Bill Eichbaum, a former top environmental official in Maryland state government, said: "The larger story is the river here. It's so unspoiled. So few people appreciate the resource. We're a little piece of something larger."
The club was organized in April 1885, and then, as now, members were solidly middle class, a mix of U.S. government workers and professionals.
In recent decades, the club attracted fairly senior people at such agencies as the State Department, the National Security Agency and the CIA.
For years, in all kinds of weather, Thomson and several of his buddies used to commute by canoe across the river to CIA headquarters at Langley. The trip took five minutes.
Family membership on Sycamore Island costs $240 a year; 120 families are on the waiting list, and about 10 enter the club each year.
Basically, the dues buy access: Ring the cowbell at the ferry, and caretaker and year-round island resident Peter Jones (his dad was in Thomson's canoe pool) cheerfully will bring visitors ashore. Booze and dogs are banned; egrets, beavers and an annoying duck have the run of the place.
Expect no luxury, though. Tug open the door of locker 67 in the men's room, for instance, and see the mud from the terrible 1972 flood, big furry spiders, a discarded fishing fly and an old jar of Safeway instant coffee.
"Stuffy is not the word that I think people would use around here," said Brown, the president. "It's a low-key and somewhat disorganized atmosphere. Some people think sweeping out the locker room floor is a step toward country clubification, and that's a step they don't want to take."
In the end, Sycamore Island has become what it probably always was, a place more or less frozen in time, where grown-up children get to take their own children today. After some heated exchanges in the club newsletter, members are poised to approve a conservation easement that could sharply restrict development on Sycamore Island. Some of the rugged individualists in the group objected to any outsiders -- in this case, the Potomac Conservancy -- dictating what the club could do on Sycamore Island.
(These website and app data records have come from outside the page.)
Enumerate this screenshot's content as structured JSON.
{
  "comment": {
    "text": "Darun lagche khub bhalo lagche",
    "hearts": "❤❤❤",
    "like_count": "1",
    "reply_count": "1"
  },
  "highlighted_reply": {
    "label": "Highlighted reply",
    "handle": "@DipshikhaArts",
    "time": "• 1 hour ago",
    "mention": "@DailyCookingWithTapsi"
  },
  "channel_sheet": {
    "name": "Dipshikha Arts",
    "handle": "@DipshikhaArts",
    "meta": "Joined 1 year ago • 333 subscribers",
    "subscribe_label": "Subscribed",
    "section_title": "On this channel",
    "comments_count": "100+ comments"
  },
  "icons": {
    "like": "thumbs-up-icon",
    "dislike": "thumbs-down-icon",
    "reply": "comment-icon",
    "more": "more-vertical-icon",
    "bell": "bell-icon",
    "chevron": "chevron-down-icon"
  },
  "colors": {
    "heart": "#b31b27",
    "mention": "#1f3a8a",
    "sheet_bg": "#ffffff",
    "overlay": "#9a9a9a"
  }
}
For that is the enduring tradition of Sycamore Island: Leave well enough alone. The other night, as twilight filtered through the golden sycamores, longtime members John and Joan Heidemann enjoyed a picnic supper near the water's edge.
In the gathering darkness, their adult daughter, Kris, spoke lovingly about her childhood summers on Sycamore Island.
When a visitor asked her what she liked most about the island, she did not hesitate at all: "It hasn't changed all that much." CAPTION: Daniel Gillon, 7, and 5-year-old Jonathan, his brother, run toward the clubhouse at the Sycamore Island Club in Montgomery County. CAPTION: The Gillons bring guests over on the rope-drawn ferry that skims across the 50-yard channel between the shore and the island. Families come to boat, swim and fish.